By Dave Andrusko
Last Friday, a three-judge panel of the U.S. 5th Circuit Court of Appeals heard arguments from the state of Texas and the Center for Reproductive Rights which is representing a coalition of abortion providers over whether Texas will be allowed to enforce a key provision of House Bill 2, the omnibus 2013 pro-life bill.
The oral arguments came exactly one week after U.S. District Judge Lee Yeakel wrote that the requirement that abortion clinics meet the same building standards as ambulatory surgical centers “burdens Texas women in a way incompatible with the principles of personal freedom and privacy protected by the United States Constitution for the 40 years since Roe v. Wade.” The requirement had been scheduled to take effect last Monday.
As reported by NRL News Today Yeakel also partly rolled back a rule that a three-judge panel of the 5th district had already allowed to go into effect—the requirement that abortionists have admitting privileges at a hospital within 30 miles of the abortion clinic. He concluded this requirement should not apply to Whole Woman’s Health in McAllen and Reproductive Services in El Paso.
Yeakel had already once struck down that admitting privileges requirement only to be reversed by the appeals court panel comprised of Judges Edith Jones, Catharina Haynes, and Jennifer Walker Elrod which held the requirement was constitutional “on its face.” Undeterred, Yeakel revisited the admitting privileges challenge “as applied” in his decision.
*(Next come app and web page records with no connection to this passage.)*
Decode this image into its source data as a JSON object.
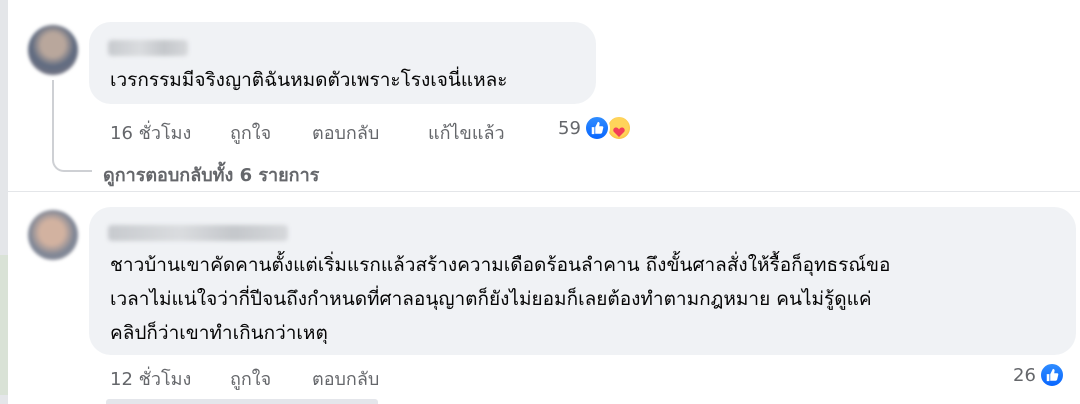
{
  "comments": [
    {
      "text_lines": [
        "เวรกรรมมีจริงญาติฉันหมดตัวเพราะโรงเจนี่แหละ"
      ],
      "actions": {
        "time": "16 ชั่วโมง",
        "like": "ถูกใจ",
        "reply": "ตอบกลับ",
        "edited": "แก้ไขแล้ว"
      },
      "reaction_count": "59",
      "reaction_icons": [
        "like-icon",
        "care-icon"
      ]
    },
    {
      "text_lines": [
        "ชาวบ้านเขาคัดคานตั้งแต่เริ่มแรกแล้วสร้างความเดือดร้อนลำคาน ถึงขั้นศาลสั่งให้รื้อก็อุทธรณ์ขอ",
        "เวลาไม่แน่ใจว่ากี่ปีจนถึงกำหนดที่ศาลอนุญาตก็ยังไม่ยอมก็เลยต้องทำตามกฎหมาย คนไม่รู้ดูแค่",
        "คลิปก็ว่าเขาทำเกินกว่าเหตุ"
      ],
      "actions": {
        "time": "12 ชั่วโมง",
        "like": "ถูกใจ",
        "reply": "ตอบกลับ"
      },
      "reaction_count": "26",
      "reaction_icons": [
        "like-icon"
      ]
    }
  ],
  "view_replies": "ดูการตอบกลับทั้ง 6 รายการ",
  "colors": {
    "bubble": "#f0f2f5",
    "secondary_text": "#65676b",
    "like_blue": "#0866ff"
  }
}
He wrote, “The court concludes that the act’s ambulatory-surgical-center requirement, combined with the already-in-effect admitting-privileges requirement, creates a brutally effective system of regulation that reduces access to abortion clinics.” Together, he concluded, these provisions “place an unconstitutional undue burden on women throughout Texas and must be enjoined.”
The three judge panel that heard Texas Solicitor General Jonathan Mitchell and the Center for Reproductive Rights’ Stephanie Toti on Friday was comprised of a different mix of judges from the panel that unanimously upheld Texas’ admitting privilege law and another panel that struck down a similar 2012 Mississippi law.
Reporting for Houston Public Media, Carrie Feibel wrote that (as you would expect) the core argument was whether this requirement imposed an “undue burden” on women seeking an abortion and what percentage of women the law would affect.
According to Feibel
Both sides agreed that if the 11 clinics close, women in the Rio Grande Valley would have to travel more than 200 miles to San Antonio to get an abortion under the new law. But Jonathan Mitchell, the Texas solicitor general, said there was no good evidence that women weren’t figuring out how to deal with that and no evidence that if the abortion rate in Texas had fallen, that it was related to the law.
“An abortion law cannot be enjoined based on conjecture,” Mitchell said. Judge Jennifer Elrod questioned him about a clinic’s survey of 20 patients presented at the trial in August. An expert testifying for the clinics said one patient surveyed said she did not get an abortion after the law, known as HB2, went into effect.
“He did not report she was unable to get it, he did not report she encountered an undue burden,” Mitchell answered. “She could simply have changed her mind.”
Furthermore, patients in El Paso, where another clinic might close because it is not an ambulatory surgical center, could just travel to New Mexico for an abortion, Mitchell added.
Toti countered that women “were facing numerous burdens exercising their constitutional right to an abortion,” according to Feibel. Toti also referred to a health outreach worker who, she said, “testified at the trial that women were experiencing obstacles due to the clinics closing in Rio Grande Valley.”
In his rebuttal Mitchell described this testimony as “vague.” Not only could the health outreach worker not give specific numbers of women, she could not “provide evidence that those choices were related to the effects of HB2.”
Mitchell asked the panel to allow the state to immediately enforce the law. The judges did not indicate when they would issue a ruling.